“No, Lieutenant. You’ve done your duty. They may not have played by the rules, but we will.”
“You listen to me, Colonel.” The words sliced the air like a knife through warm butter, “I have made my decision. Peace will always come when both sides find it amicable. The actions of the Trinorans tonight were deplorable, yes. However, if there is something going on behind the scenes that we are just now learning about, it just adds a level of frustration to our talks. I will not, under any circumstances, take advantage of that. I will not use a biological gift – and it is a gift, Mr. Slate – of an officer to take the upper hand in a situation that is so volatile. Peace has to be equal otherwise conflict will continue to persist. Do you not agree, sir?”
Nico had to suppress three different reactions. He had to not laugh that the Colonel had just been put in his place. He had to fight muscle memory to change the smirk that was tugging at his lips into an emotionless façade of unresponsiveness. And, finally, he had accept the overwhelming honor of someone of such power defending him.
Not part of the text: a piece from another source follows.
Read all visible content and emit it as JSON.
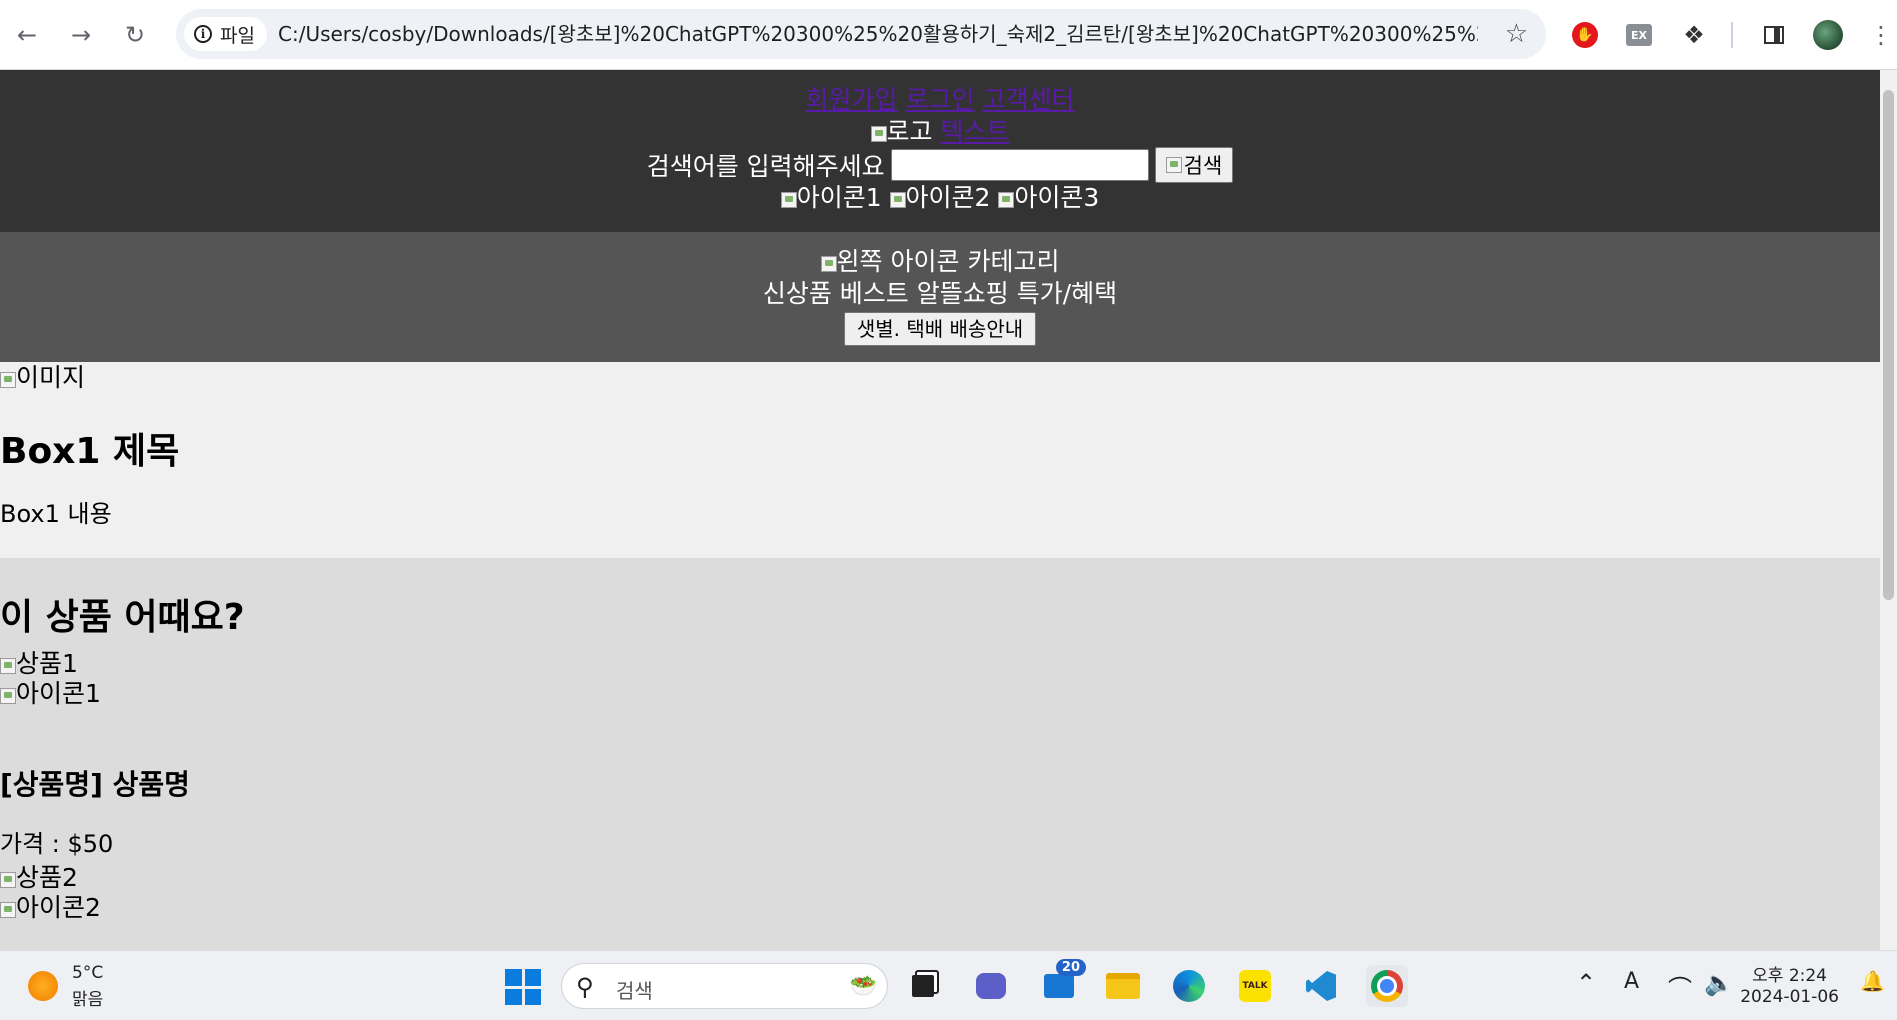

The Colonel had no response. He listened and was reacting. Nico wouldn’t comment on the feelings that he felt being exuded from the leader of the Rylana VII contingent. With a slow simmer, the officer turned and looked at Nico. “Thoughts, Lieutenant?”
Nico felt Walora wanting to continue her speech, but he saw her hold short and match the Colonel’s gaze. He tried not to flinch; the weight of this conversation and decision wasn’t the worst he’d experienced, but it was the most important given his new professional career. After a pause, he just nodded, “I’m here to serve at the pleasure of President Walora. And, with a sworn oath, to serve Starfleet and the Federation. I will provide my skills for those that ask.”
“You’re dismissed, Mr. Slate.” Walora’s words were firm and substantial.
Being a Starfleet officer, he looked to the Colonel who nodded in confirmation.
The severity of the situation wasn’t something he understood. He did get most of it, but he was just doing his duty. He didn’t know what was coming – combat-wise or within the confines of a bargaining room – but Nico knew that he had done what he was there to do. It was back to the barracks for him and, hopefully, a good night’s sleep.
He wanted sleep of any kind.